Task: Each record must be output exactly and in full.

──────

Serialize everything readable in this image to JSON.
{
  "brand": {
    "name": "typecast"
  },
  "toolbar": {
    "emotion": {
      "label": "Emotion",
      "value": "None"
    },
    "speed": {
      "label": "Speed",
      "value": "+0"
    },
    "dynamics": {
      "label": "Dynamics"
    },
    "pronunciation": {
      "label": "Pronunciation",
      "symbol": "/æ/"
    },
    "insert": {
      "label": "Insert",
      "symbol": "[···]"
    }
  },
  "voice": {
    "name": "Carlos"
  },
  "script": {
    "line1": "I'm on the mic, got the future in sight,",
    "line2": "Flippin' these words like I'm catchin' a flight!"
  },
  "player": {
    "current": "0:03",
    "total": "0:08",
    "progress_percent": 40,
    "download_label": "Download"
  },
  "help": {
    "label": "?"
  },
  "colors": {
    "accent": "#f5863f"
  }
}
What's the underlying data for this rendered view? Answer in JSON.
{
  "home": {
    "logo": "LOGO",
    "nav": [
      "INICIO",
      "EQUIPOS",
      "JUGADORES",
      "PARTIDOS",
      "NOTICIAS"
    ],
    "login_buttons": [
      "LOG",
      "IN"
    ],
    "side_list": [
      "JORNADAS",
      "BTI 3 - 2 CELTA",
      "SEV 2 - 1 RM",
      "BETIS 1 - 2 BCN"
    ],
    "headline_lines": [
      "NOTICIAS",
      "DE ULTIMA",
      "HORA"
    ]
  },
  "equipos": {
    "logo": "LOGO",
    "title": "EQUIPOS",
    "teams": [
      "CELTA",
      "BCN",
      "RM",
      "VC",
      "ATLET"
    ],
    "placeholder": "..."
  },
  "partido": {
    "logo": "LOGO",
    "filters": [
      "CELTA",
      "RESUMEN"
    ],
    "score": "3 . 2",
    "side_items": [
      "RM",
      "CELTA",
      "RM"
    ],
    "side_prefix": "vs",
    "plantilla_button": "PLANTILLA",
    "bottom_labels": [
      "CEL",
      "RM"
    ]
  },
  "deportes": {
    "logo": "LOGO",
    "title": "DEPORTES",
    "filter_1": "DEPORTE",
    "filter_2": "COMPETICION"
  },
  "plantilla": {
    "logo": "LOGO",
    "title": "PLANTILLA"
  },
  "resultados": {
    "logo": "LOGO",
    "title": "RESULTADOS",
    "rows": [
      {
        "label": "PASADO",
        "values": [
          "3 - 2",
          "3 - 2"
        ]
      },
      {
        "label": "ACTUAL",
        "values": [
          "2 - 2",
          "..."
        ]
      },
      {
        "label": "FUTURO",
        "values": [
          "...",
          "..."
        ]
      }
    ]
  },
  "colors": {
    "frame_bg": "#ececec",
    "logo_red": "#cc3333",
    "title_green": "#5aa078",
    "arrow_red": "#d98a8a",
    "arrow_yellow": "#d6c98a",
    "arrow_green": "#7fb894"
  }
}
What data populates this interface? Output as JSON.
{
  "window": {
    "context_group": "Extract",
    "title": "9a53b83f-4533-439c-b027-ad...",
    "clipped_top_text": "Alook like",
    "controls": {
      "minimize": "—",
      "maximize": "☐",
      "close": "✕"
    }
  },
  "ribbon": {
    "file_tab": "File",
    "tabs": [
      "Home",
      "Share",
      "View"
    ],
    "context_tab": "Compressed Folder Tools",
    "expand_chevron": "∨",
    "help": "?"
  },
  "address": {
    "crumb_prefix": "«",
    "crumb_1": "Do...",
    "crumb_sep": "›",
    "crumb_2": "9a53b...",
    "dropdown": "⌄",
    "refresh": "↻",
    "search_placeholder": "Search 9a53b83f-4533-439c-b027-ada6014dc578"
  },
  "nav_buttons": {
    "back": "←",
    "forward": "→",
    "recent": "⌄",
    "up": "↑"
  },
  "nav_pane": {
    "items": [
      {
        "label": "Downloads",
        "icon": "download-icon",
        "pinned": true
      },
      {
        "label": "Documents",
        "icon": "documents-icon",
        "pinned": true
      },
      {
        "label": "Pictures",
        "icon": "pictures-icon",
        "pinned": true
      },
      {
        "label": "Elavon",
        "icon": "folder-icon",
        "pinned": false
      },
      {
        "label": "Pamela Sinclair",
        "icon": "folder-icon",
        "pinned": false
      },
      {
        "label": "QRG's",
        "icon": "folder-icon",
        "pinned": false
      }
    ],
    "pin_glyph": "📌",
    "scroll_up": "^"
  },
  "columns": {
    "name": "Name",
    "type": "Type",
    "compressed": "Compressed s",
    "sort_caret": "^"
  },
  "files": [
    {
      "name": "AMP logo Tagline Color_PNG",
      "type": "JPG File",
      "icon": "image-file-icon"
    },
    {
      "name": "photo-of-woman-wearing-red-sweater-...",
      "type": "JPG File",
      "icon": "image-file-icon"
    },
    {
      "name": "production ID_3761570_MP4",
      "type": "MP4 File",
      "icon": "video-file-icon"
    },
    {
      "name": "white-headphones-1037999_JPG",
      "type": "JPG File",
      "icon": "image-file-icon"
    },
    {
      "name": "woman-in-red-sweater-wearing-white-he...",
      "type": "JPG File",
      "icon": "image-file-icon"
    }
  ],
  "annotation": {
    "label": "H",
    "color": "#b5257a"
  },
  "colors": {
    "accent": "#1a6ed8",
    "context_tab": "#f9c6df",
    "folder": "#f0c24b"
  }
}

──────

Reply:
Serialize everything readable in this image to JSON.
{
  "brand": {
    "name": "typecast"
  },
  "toolbar": {
    "emotion": {
      "label": "Emotion",
      "value": "None"
    },
    "speed": {
      "label": "Speed",
      "value": "+0"
    },
    "dynamics": {
      "label": "Dynamics"
    },
    "pronunciation": {
      "label": "Pronunciation",
      "symbol": "/æ/"
    },
    "insert": {
      "label": "Insert",
      "symbol": "[···]"
    }
  },
  "voice": {
    "name": "Carlos"
  },
  "script": {
    "line1": "I'm on the mic, got the future in sight,",
    "line2": "Flippin' these words like I'm catchin' a flight!"
  },
  "player": {
    "current": "0:03",
    "total": "0:08",
    "progress_percent": 40,
    "download_label": "Download"
  },
  "help": {
    "label": "?"
  },
  "colors": {
    "accent": "#f5863f"
  }
}
What's the underlying data for this rendered view? Answer in JSON.
{
  "home": {
    "logo": "LOGO",
    "nav": [
      "INICIO",
      "EQUIPOS",
      "JUGADORES",
      "PARTIDOS",
      "NOTICIAS"
    ],
    "login_buttons": [
      "LOG",
      "IN"
    ],
    "side_list": [
      "JORNADAS",
      "BTI 3 - 2 CELTA",
      "SEV 2 - 1 RM",
      "BETIS 1 - 2 BCN"
    ],
    "headline_lines": [
      "NOTICIAS",
      "DE ULTIMA",
      "HORA"
    ]
  },
  "equipos": {
    "logo": "LOGO",
    "title": "EQUIPOS",
    "teams": [
      "CELTA",
      "BCN",
      "RM",
      "VC",
      "ATLET"
    ],
    "placeholder": "..."
  },
  "partido": {
    "logo": "LOGO",
    "filters": [
      "CELTA",
      "RESUMEN"
    ],
    "score": "3 . 2",
    "side_items": [
      "RM",
      "CELTA",
      "RM"
    ],
    "side_prefix": "vs",
    "plantilla_button": "PLANTILLA",
    "bottom_labels": [
      "CEL",
      "RM"
    ]
  },
  "deportes": {
    "logo": "LOGO",
    "title": "DEPORTES",
    "filter_1": "DEPORTE",
    "filter_2": "COMPETICION"
  },
  "plantilla": {
    "logo": "LOGO",
    "title": "PLANTILLA"
  },
  "resultados": {
    "logo": "LOGO",
    "title": "RESULTADOS",
    "rows": [
      {
        "label": "PASADO",
        "values": [
          "3 - 2",
          "3 - 2"
        ]
      },
      {
        "label": "ACTUAL",
        "values": [
          "2 - 2",
          "..."
        ]
      },
      {
        "label": "FUTURO",
        "values": [
          "...",
          "..."
        ]
      }
    ]
  },
  "colors": {
    "frame_bg": "#ececec",
    "logo_red": "#cc3333",
    "title_green": "#5aa078",
    "arrow_red": "#d98a8a",
    "arrow_yellow": "#d6c98a",
    "arrow_green": "#7fb894"
  }
}
What data populates this interface? Output as JSON.
{
  "window": {
    "context_group": "Extract",
    "title": "9a53b83f-4533-439c-b027-ad...",
    "clipped_top_text": "Alook like",
    "controls": {
      "minimize": "—",
      "maximize": "☐",
      "close": "✕"
    }
  },
  "ribbon": {
    "file_tab": "File",
    "tabs": [
      "Home",
      "Share",
      "View"
    ],
    "context_tab": "Compressed Folder Tools",
    "expand_chevron": "∨",
    "help": "?"
  },
  "address": {
    "crumb_prefix": "«",
    "crumb_1": "Do...",
    "crumb_sep": "›",
    "crumb_2": "9a53b...",
    "dropdown": "⌄",
    "refresh": "↻",
    "search_placeholder": "Search 9a53b83f-4533-439c-b027-ada6014dc578"
  },
  "nav_buttons": {
    "back": "←",
    "forward": "→",
    "recent": "⌄",
    "up": "↑"
  },
  "nav_pane": {
    "items": [
      {
        "label": "Downloads",
        "icon": "download-icon",
        "pinned": true
      },
      {
        "label": "Documents",
        "icon": "documents-icon",
        "pinned": true
      },
      {
        "label": "Pictures",
        "icon": "pictures-icon",
        "pinned": true
      },
      {
        "label": "Elavon",
        "icon": "folder-icon",
        "pinned": false
      },
      {
        "label": "Pamela Sinclair",
        "icon": "folder-icon",
        "pinned": false
      },
      {
        "label": "QRG's",
        "icon": "folder-icon",
        "pinned": false
      }
    ],
    "pin_glyph": "📌",
    "scroll_up": "^"
  },
  "columns": {
    "name": "Name",
    "type": "Type",
    "compressed": "Compressed s",
    "sort_caret": "^"
  },
  "files": [
    {
      "name": "AMP logo Tagline Color_PNG",
      "type": "JPG File",
      "icon": "image-file-icon"
    },
    {
      "name": "photo-of-woman-wearing-red-sweater-...",
      "type": "JPG File",
      "icon": "image-file-icon"
    },
    {
      "name": "production ID_3761570_MP4",
      "type": "MP4 File",
      "icon": "video-file-icon"
    },
    {
      "name": "white-headphones-1037999_JPG",
      "type": "JPG File",
      "icon": "image-file-icon"
    },
    {
      "name": "woman-in-red-sweater-wearing-white-he...",
      "type": "JPG File",
      "icon": "image-file-icon"
    }
  ],
  "annotation": {
    "label": "H",
    "color": "#b5257a"
  },
  "colors": {
    "accent": "#1a6ed8",
    "context_tab": "#f9c6df",
    "folder": "#f0c24b"
  }
}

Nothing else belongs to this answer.